I just had to post an exciting development at Hazel Cottage this past weekend. Whilst we were in the garden clearing up and digging, I was stood near to our old Christmas tree, which is stood at the back of the compost heap waiting for us to chop up. For some reason our tree this year hasn't lost its needles, and looks pretty much alive still. As I was wondering if we could reuse the tree this coming Christmas, I looked up and saw something darting in and out of the tree, with the odd flash of yellow. It was so tiny, smaller than than a robin, and it danced about up and down the tree, and then stood in an empty coconut shell hung on the hazel tree. In spite of its size, the goldcrest didn't seem to be worried by me at all.
Of course I didn't have a camera nearby, so I've had to find a picture to show you what I saw. When I came back in later on, I had to look it up. It seems that the goldcrest is the smallest bird we have in the UK and it is often seen in a group of blue/great tits in winter. It likes coniferous woodland - our Christmas tree was obviously an attraction! Luckily there are other fir trees in the area including a tall fir tree that the robin likes to stand on and sing noisily.
It was a wonderful highlight of a good day digging and cutting back.

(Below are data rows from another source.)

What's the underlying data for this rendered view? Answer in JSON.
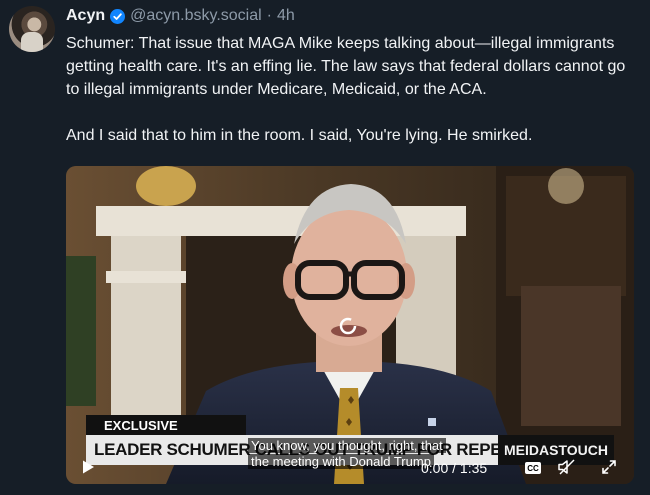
{
  "post": {
    "author_name": "Acyn",
    "handle": "@acyn.bsky.social",
    "separator": "·",
    "time": "4h",
    "paragraphs": [
      "Schumer: That issue that MAGA Mike keeps talking about—illegal immigrants getting health care. It's an effing lie. The law says that federal dollars cannot go to illegal immigrants under Medicare, Medicaid, or the ACA.",
      "And I said that to him in the room. I said, You're lying. He smirked."
    ]
  },
  "video": {
    "exclusive_label": "EXCLUSIVE",
    "headline": "LEADER SCHUMER CALLS OUT TRUMP FOR REPEATING LIE AT MEETING",
    "brand": "MEIDASTOUCH",
    "caption_lines": [
      "You know, you thought, right, that",
      "the meeting with Donald Trump"
    ],
    "timecode": "0:00 / 1:35",
    "cc_label": "CC"
  },
  "icons": {
    "verified": "verified-check-icon",
    "play": "play-icon",
    "cc": "closed-captions-icon",
    "mute": "mute-icon",
    "fullscreen": "fullscreen-icon"
  },
  "colors": {
    "background": "#161e27",
    "text": "#f1f3f5",
    "muted": "#8d9aa8",
    "verified": "#1185fe"
  }
}
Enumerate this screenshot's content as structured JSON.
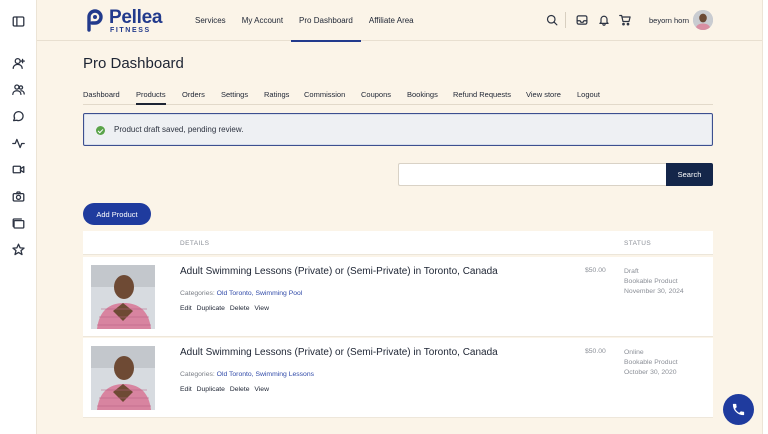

It seems that our little plot still has so many secrets still to tell.
The Gold-Crested Wren by Charles Tennyson Turner When my hand closed upon thee, worn and spent With idly dashing on the window-pane, Or clinging to the cornice -- I, that meant At once to free thee, could not but detain; I dropt my pen, I left th' unfinished lay, To give thee back to freedom; but I took -- Oh, charm of sweet occasion! -- one brief look At thy bright eyes and innocent dismay; My lesson learnt -- thy beauty got by heart: And if, at times, my sonnet-muse would rest Short of her topmost skill, her little best, The memory of thy delicate gold crest Shall plead for one last touch, -- the crown of Art.